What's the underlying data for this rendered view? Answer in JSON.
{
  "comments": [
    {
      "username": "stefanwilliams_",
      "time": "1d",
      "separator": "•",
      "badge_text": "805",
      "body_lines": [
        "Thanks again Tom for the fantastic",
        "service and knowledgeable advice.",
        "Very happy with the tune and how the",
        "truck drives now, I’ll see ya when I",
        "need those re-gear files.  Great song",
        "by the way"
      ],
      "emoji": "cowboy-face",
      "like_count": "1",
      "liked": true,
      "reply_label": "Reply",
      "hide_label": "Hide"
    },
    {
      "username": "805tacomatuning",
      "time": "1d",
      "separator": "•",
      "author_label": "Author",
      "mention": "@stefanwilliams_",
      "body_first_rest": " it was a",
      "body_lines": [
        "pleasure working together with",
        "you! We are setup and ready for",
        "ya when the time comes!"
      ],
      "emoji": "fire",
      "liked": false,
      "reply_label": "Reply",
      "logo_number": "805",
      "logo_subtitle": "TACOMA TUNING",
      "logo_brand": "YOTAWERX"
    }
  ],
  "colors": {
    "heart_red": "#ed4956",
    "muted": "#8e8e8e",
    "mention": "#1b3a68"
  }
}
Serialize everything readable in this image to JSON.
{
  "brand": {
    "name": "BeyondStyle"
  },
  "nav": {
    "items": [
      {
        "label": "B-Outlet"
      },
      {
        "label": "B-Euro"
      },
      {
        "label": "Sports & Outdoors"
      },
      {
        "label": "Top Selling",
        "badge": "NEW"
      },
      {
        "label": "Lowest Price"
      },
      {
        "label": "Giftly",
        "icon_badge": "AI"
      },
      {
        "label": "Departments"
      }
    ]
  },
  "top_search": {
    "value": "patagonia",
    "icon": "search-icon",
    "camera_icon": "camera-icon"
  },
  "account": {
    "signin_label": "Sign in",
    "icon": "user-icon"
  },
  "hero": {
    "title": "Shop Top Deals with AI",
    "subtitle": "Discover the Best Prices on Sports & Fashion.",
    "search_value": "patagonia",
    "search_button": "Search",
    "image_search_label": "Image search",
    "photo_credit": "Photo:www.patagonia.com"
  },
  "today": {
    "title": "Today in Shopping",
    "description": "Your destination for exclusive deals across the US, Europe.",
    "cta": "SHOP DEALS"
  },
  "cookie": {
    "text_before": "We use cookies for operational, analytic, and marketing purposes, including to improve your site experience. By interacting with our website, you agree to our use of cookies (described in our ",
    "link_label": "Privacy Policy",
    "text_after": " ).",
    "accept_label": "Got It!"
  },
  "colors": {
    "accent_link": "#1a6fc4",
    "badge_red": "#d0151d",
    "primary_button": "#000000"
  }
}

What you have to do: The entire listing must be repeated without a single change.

Exercise answer:
What's the underlying data for this rendered view? Answer in JSON.
{
  "comments": [
    {
      "username": "stefanwilliams_",
      "time": "1d",
      "separator": "•",
      "badge_text": "805",
      "body_lines": [
        "Thanks again Tom for the fantastic",
        "service and knowledgeable advice.",
        "Very happy with the tune and how the",
        "truck drives now, I’ll see ya when I",
        "need those re-gear files.  Great song",
        "by the way"
      ],
      "emoji": "cowboy-face",
      "like_count": "1",
      "liked": true,
      "reply_label": "Reply",
      "hide_label": "Hide"
    },
    {
      "username": "805tacomatuning",
      "time": "1d",
      "separator": "•",
      "author_label": "Author",
      "mention": "@stefanwilliams_",
      "body_first_rest": " it was a",
      "body_lines": [
        "pleasure working together with",
        "you! We are setup and ready for",
        "ya when the time comes!"
      ],
      "emoji": "fire",
      "liked": false,
      "reply_label": "Reply",
      "logo_number": "805",
      "logo_subtitle": "TACOMA TUNING",
      "logo_brand": "YOTAWERX"
    }
  ],
  "colors": {
    "heart_red": "#ed4956",
    "muted": "#8e8e8e",
    "mention": "#1b3a68"
  }
}
Serialize everything readable in this image to JSON.
{
  "brand": {
    "name": "BeyondStyle"
  },
  "nav": {
    "items": [
      {
        "label": "B-Outlet"
      },
      {
        "label": "B-Euro"
      },
      {
        "label": "Sports & Outdoors"
      },
      {
        "label": "Top Selling",
        "badge": "NEW"
      },
      {
        "label": "Lowest Price"
      },
      {
        "label": "Giftly",
        "icon_badge": "AI"
      },
      {
        "label": "Departments"
      }
    ]
  },
  "top_search": {
    "value": "patagonia",
    "icon": "search-icon",
    "camera_icon": "camera-icon"
  },
  "account": {
    "signin_label": "Sign in",
    "icon": "user-icon"
  },
  "hero": {
    "title": "Shop Top Deals with AI",
    "subtitle": "Discover the Best Prices on Sports & Fashion.",
    "search_value": "patagonia",
    "search_button": "Search",
    "image_search_label": "Image search",
    "photo_credit": "Photo:www.patagonia.com"
  },
  "today": {
    "title": "Today in Shopping",
    "description": "Your destination for exclusive deals across the US, Europe.",
    "cta": "SHOP DEALS"
  },
  "cookie": {
    "text_before": "We use cookies for operational, analytic, and marketing purposes, including to improve your site experience. By interacting with our website, you agree to our use of cookies (described in our ",
    "link_label": "Privacy Policy",
    "text_after": " ).",
    "accept_label": "Got It!"
  },
  "colors": {
    "accent_link": "#1a6fc4",
    "badge_red": "#d0151d",
    "primary_button": "#000000"
  }
}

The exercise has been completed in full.